In Visual Studio, you use the scheduled task agent template to create the agent library in the phone application solution, and you reference the agent library from the phone app. As a result, the WMAppManifest file gets updated with a new element that references the agent assembly, so the main app knows where to find the code to run.
For example, you can create an agent that will log some memory usage data for the phone to a local file in isolated storage. You add the code to carry out this task in the OnInvoke() override in the agent class, which the system invokes each time the agent gets run – and that in turn depends on how you schedule it (see below).
The agent code may look like this :
Now that you’ve defined the code you want the agent to run in the background, you need to schedule the agent. You do that in the foreground phone application, your main app. For this, you create and register a scheduled task. It may be a periodic task, which the system will roughly run every 30 minutes for 15 seconds (some restrictions apply). Or a resource intensive task, which will only run in the phone is plugged in and charged and wifi is available, but will run for up to 15 minutes so, you can use it to do some serious work, like syncing large data.
Note that you may schedule both a periodic AND a resource intensive task.
You use the ScheduledActionService to register the task( s) with the system. Here’s how you do it :
Once the task is scheduled, your custom code in the agent will run on a regular basis in the background. In the main app you can check the log file in isolated storage to see the results :
In your app, you probably want to add mechanisms for the user deschedule and reschedule the task, and for the app to automatically reconnect to the scheduler service when resuming from closed or tombstoned state, since the service continues to run in the background.
A final note : the user can view which apps have agents, and whether they’re currently scheduled, in the new Background Services section of the phone settings (‘Applications’ tab) :

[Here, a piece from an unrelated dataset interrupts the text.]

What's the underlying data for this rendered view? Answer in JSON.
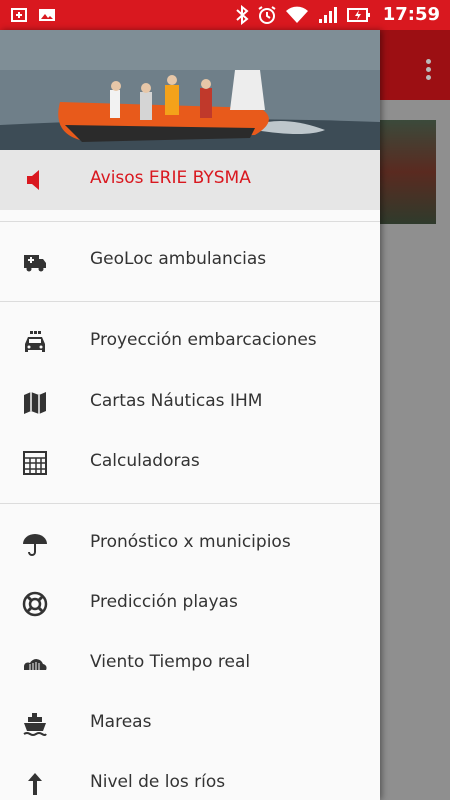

To recap, generic agents let you run your own code at regular system-defined time intervals. This is Mango’s way of letting us multitask, and it’s designed to fully preserve system health when a bunch of crazy apps try to take over the background by running all sorts of resource-consuming things.